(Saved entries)

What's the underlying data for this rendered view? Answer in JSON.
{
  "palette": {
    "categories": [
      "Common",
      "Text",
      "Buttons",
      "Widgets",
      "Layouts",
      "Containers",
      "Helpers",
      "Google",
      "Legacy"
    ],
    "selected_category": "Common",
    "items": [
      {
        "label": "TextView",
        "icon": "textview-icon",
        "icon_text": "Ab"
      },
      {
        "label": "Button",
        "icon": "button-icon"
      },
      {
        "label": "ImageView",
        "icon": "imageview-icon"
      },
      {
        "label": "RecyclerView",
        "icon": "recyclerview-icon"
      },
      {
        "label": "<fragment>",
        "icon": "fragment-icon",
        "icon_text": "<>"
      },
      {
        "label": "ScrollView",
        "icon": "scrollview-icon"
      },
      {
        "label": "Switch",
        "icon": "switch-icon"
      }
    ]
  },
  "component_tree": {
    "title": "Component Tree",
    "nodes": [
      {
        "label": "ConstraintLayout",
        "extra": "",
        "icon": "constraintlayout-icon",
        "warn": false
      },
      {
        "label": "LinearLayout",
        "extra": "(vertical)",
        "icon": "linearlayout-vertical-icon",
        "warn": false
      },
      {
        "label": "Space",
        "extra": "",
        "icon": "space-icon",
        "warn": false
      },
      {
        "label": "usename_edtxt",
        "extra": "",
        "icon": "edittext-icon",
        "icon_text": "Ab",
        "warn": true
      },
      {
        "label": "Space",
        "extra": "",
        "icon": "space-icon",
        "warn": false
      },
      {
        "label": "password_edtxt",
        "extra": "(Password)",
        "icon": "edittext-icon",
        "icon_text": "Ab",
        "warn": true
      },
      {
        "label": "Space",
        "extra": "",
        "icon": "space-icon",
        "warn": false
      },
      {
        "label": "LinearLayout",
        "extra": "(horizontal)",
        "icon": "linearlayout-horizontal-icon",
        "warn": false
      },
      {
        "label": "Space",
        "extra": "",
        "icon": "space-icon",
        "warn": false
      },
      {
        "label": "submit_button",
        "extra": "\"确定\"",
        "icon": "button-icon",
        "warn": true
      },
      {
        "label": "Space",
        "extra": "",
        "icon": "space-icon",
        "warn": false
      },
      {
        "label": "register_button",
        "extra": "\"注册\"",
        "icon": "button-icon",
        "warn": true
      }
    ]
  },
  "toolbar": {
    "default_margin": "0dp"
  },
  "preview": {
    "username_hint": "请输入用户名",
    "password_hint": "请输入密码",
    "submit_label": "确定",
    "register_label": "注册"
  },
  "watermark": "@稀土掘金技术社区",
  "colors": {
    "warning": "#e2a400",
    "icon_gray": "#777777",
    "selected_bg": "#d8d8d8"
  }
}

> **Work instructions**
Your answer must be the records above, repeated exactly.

> **Written solution**
What's the underlying data for this rendered view? Answer in JSON.
{
  "palette": {
    "categories": [
      "Common",
      "Text",
      "Buttons",
      "Widgets",
      "Layouts",
      "Containers",
      "Helpers",
      "Google",
      "Legacy"
    ],
    "selected_category": "Common",
    "items": [
      {
        "label": "TextView",
        "icon": "textview-icon",
        "icon_text": "Ab"
      },
      {
        "label": "Button",
        "icon": "button-icon"
      },
      {
        "label": "ImageView",
        "icon": "imageview-icon"
      },
      {
        "label": "RecyclerView",
        "icon": "recyclerview-icon"
      },
      {
        "label": "<fragment>",
        "icon": "fragment-icon",
        "icon_text": "<>"
      },
      {
        "label": "ScrollView",
        "icon": "scrollview-icon"
      },
      {
        "label": "Switch",
        "icon": "switch-icon"
      }
    ]
  },
  "component_tree": {
    "title": "Component Tree",
    "nodes": [
      {
        "label": "ConstraintLayout",
        "extra": "",
        "icon": "constraintlayout-icon",
        "warn": false
      },
      {
        "label": "LinearLayout",
        "extra": "(vertical)",
        "icon": "linearlayout-vertical-icon",
        "warn": false
      },
      {
        "label": "Space",
        "extra": "",
        "icon": "space-icon",
        "warn": false
      },
      {
        "label": "usename_edtxt",
        "extra": "",
        "icon": "edittext-icon",
        "icon_text": "Ab",
        "warn": true
      },
      {
        "label": "Space",
        "extra": "",
        "icon": "space-icon",
        "warn": false
      },
      {
        "label": "password_edtxt",
        "extra": "(Password)",
        "icon": "edittext-icon",
        "icon_text": "Ab",
        "warn": true
      },
      {
        "label": "Space",
        "extra": "",
        "icon": "space-icon",
        "warn": false
      },
      {
        "label": "LinearLayout",
        "extra": "(horizontal)",
        "icon": "linearlayout-horizontal-icon",
        "warn": false
      },
      {
        "label": "Space",
        "extra": "",
        "icon": "space-icon",
        "warn": false
      },
      {
        "label": "submit_button",
        "extra": "\"确定\"",
        "icon": "button-icon",
        "warn": true
      },
      {
        "label": "Space",
        "extra": "",
        "icon": "space-icon",
        "warn": false
      },
      {
        "label": "register_button",
        "extra": "\"注册\"",
        "icon": "button-icon",
        "warn": true
      }
    ]
  },
  "toolbar": {
    "default_margin": "0dp"
  },
  "preview": {
    "username_hint": "请输入用户名",
    "password_hint": "请输入密码",
    "submit_label": "确定",
    "register_label": "注册"
  },
  "watermark": "@稀土掘金技术社区",
  "colors": {
    "warning": "#e2a400",
    "icon_gray": "#777777",
    "selected_bg": "#d8d8d8"
  }
}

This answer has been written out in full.